GroCycle

Product GroCycle

From Coffee Grounds To Mushrooms

The GroCycle project was launched to make use of the tonnes of waste coffee grounds dumped in landfill every year. Creating healthy food from urban waste doesn’t get much more innovative than this!

You may have heard of surplus fruit and veg being used for a multitude of different things in an effort to reduce food waste. But what could you possibly eat from waste coffee grounds? Your own home-grown gourmet mushrooms, that’s what.

Did you know that less than 1% of the coffee plant ends up in the cup? Yet the waste grounds are packed full of nutrients. These grounds are usually discarded, ending up in landfill where they produce harmful methane gases. However they can be put to good use, and make an ideal fertiliser for growing Oyster and Shiitake mushrooms.

The Ultimate Guide to Reducing Food Waste at Home

Download our free PDF guide to reducing food waste. It’s packed full of tips and recipes to help you eat well and waste less.
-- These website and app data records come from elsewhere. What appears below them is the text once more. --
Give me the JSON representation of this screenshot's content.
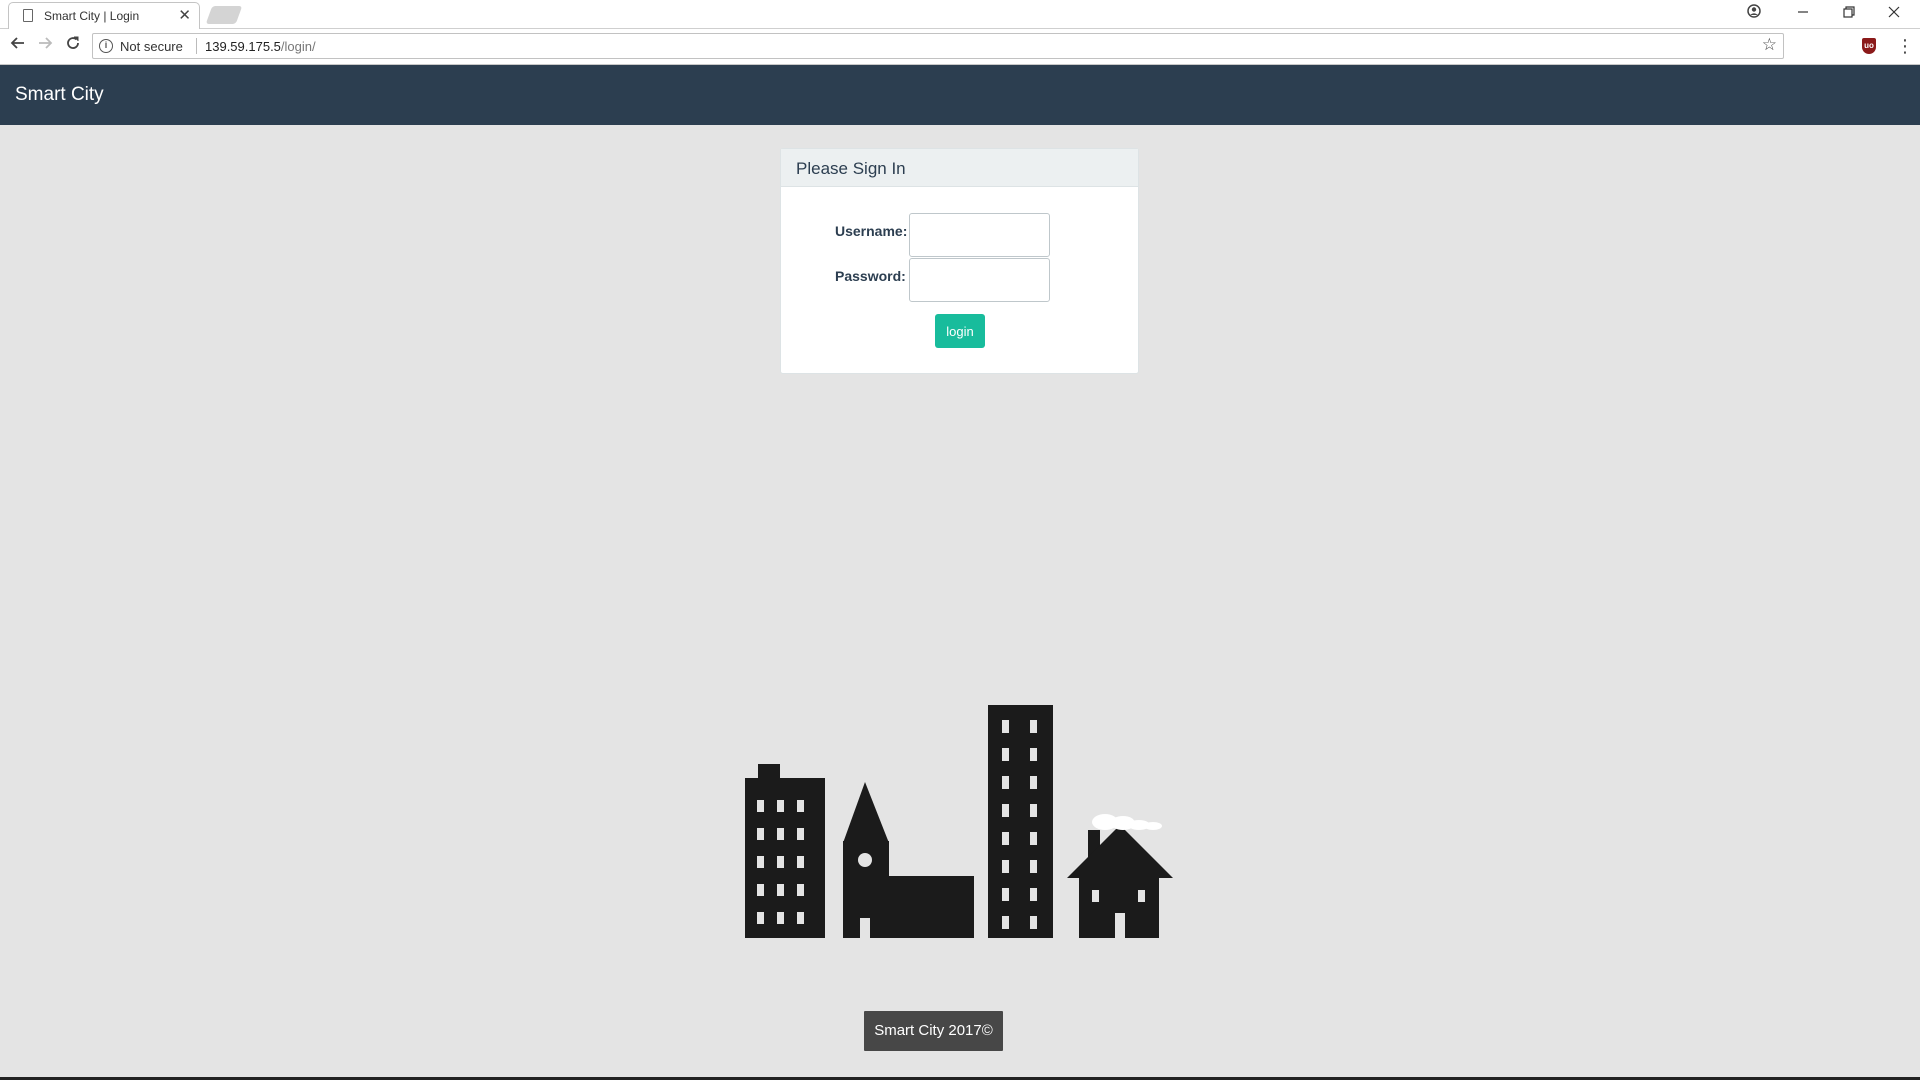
{
  "browser": {
    "tab_title": "Smart City | Login",
    "tab_close": "✕",
    "security_label": "Not secure",
    "url_host": "139.59.175.5",
    "url_path": "/login/",
    "ext_label": "uo"
  },
  "navbar": {
    "brand": "Smart City"
  },
  "login_panel": {
    "heading": "Please Sign In",
    "username_label": "Username:",
    "username_value": "",
    "password_label": "Password:",
    "password_value": "",
    "submit_label": "login"
  },
  "footer": {
    "text": "Smart City 2017©"
  },
  "colors": {
    "navbar_bg": "#2c3e50",
    "page_bg": "#e4e4e4",
    "button_bg": "#18bc9c",
    "footer_bg": "#474747",
    "city_silhouette": "#1b1b1b"
  },
  "icons": {
    "back": "arrow-left-icon",
    "forward": "arrow-right-icon",
    "reload": "reload-icon",
    "info": "info-icon",
    "bookmark": "star-icon",
    "profile": "account-icon",
    "illustration": "city-skyline-icon"
  }
}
Find out more

Grow Your Own At Home

Launched in 2011, Adam Sayner and Eric Jong’s social enterprise GroCycle began with the daily collection of waste coffee grounds from cafes in and around Plymouth. They began to produce compost and to grow Oyster mushrooms, selling them locally.

Today, GroCycle has grown massively; it has produced the UK’s first Urban Mushroom Farm and created DIY Mushroom Grow Kits. They also offer online courses, teaching amateurs like you and me how to grow our own mushrooms from coffee grounds.

You’ll even find their mushrooms in some of the best restaurants in the South West of England.

Given the UK imports almost £200 million worth of mushrooms each year, (which are undoubtedly less fresh and more expensive than home-grown ones), why not join them and give it a go yourself?

Order a Gourmet Mushroom Kit online and not only will you get to enjoy your very own home-grown mushrooms in just 14 days, but you’ll also be safe in the knowledge that you’re doing a little bit to help cut waste and reduce pollution. Not mushroom for improvement there, it would seem!

Sign up for our weekly newsletter, jam packed with advice, recipes, reviews and inspiration.

The Food Rush uses the information you provide to send you regular content updates, news, offers and promotions. We won’t share your details with anyone else unless consent is given. You are free to unsubscribe at any time. For more info, check our privacy policy.